▸ **WHAT THE TASK ASKS**
Would you please restate all of the entries exactly, apart from the pictures?

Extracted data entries
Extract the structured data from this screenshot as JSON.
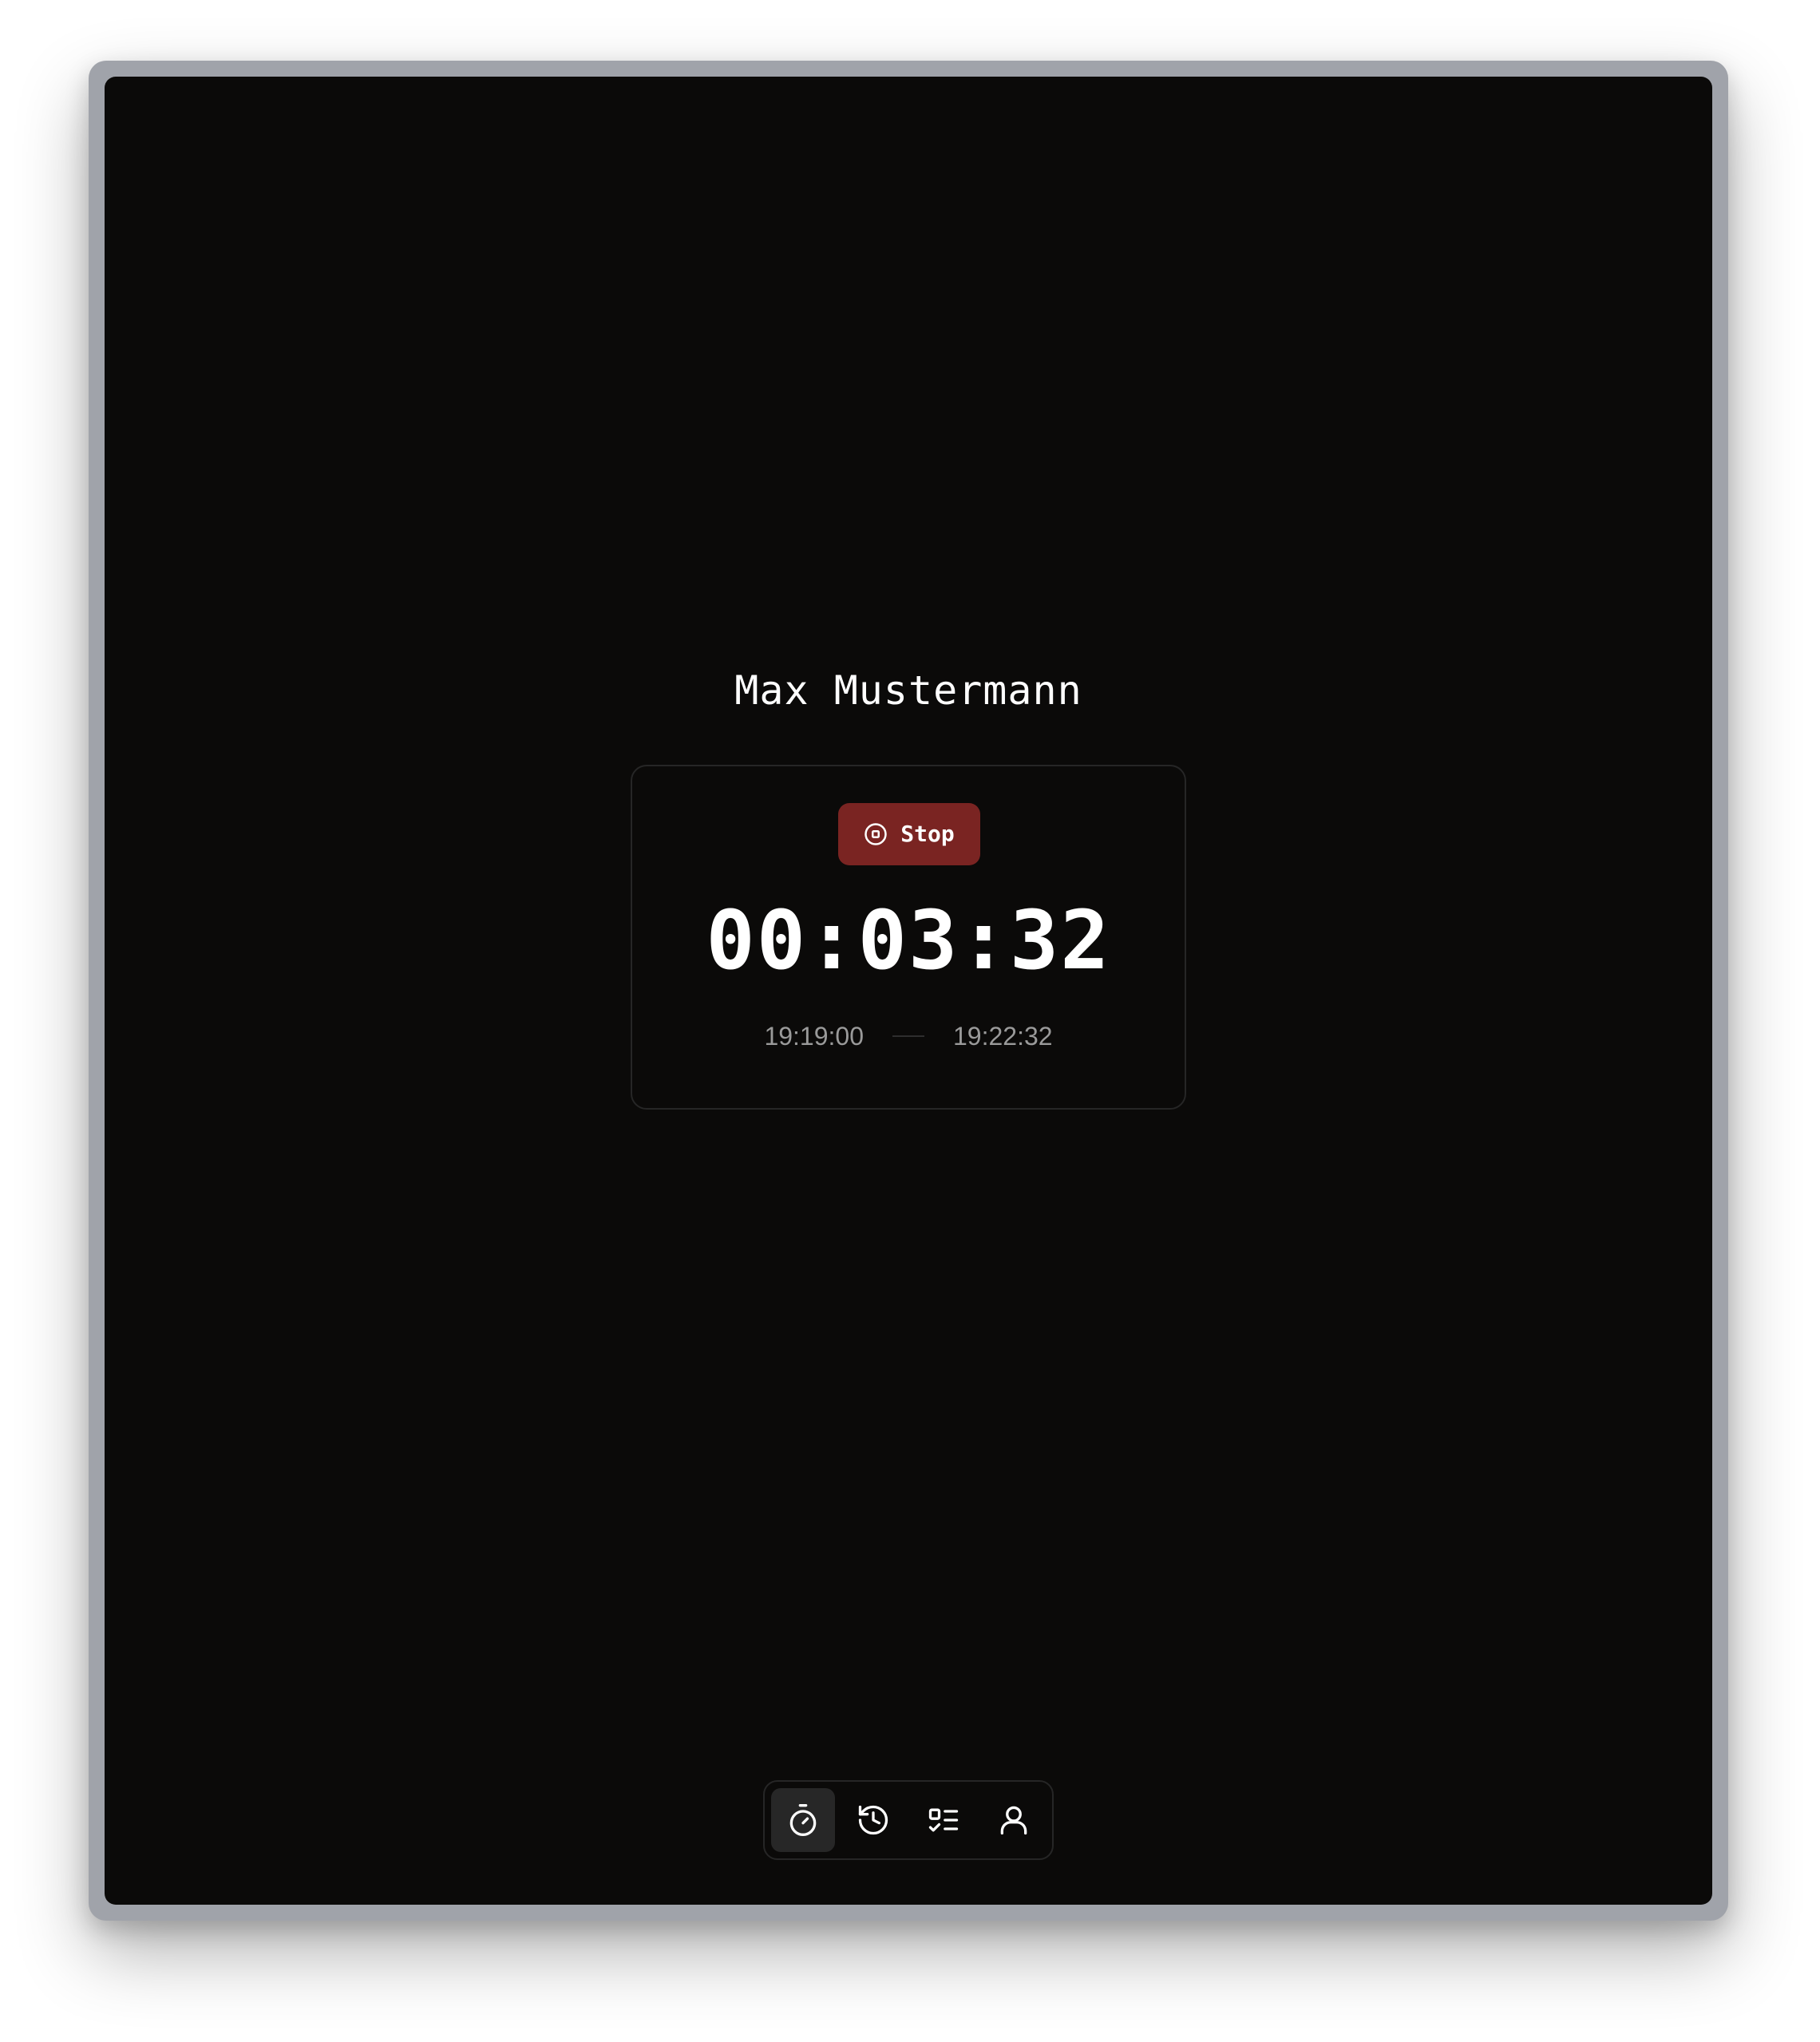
{
  "user": {
    "name": "Max Mustermann"
  },
  "timer": {
    "stop_label": "Stop",
    "elapsed": "00:03:32",
    "start_time": "19:19:00",
    "end_time": "19:22:32",
    "stop_color": "#7a2422"
  },
  "nav": {
    "items": [
      {
        "icon": "stopwatch-icon",
        "active": true
      },
      {
        "icon": "history-icon",
        "active": false
      },
      {
        "icon": "checklist-icon",
        "active": false
      },
      {
        "icon": "user-icon",
        "active": false
      }
    ]
  }
}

▸ **EXERCISE ANSWER**
Extract the structured data from this screenshot as JSON.
{
  "user": {
    "name": "Max Mustermann"
  },
  "timer": {
    "stop_label": "Stop",
    "elapsed": "00:03:32",
    "start_time": "19:19:00",
    "end_time": "19:22:32",
    "stop_color": "#7a2422"
  },
  "nav": {
    "items": [
      {
        "icon": "stopwatch-icon",
        "active": true
      },
      {
        "icon": "history-icon",
        "active": false
      },
      {
        "icon": "checklist-icon",
        "active": false
      },
      {
        "icon": "user-icon",
        "active": false
      }
    ]
  }
}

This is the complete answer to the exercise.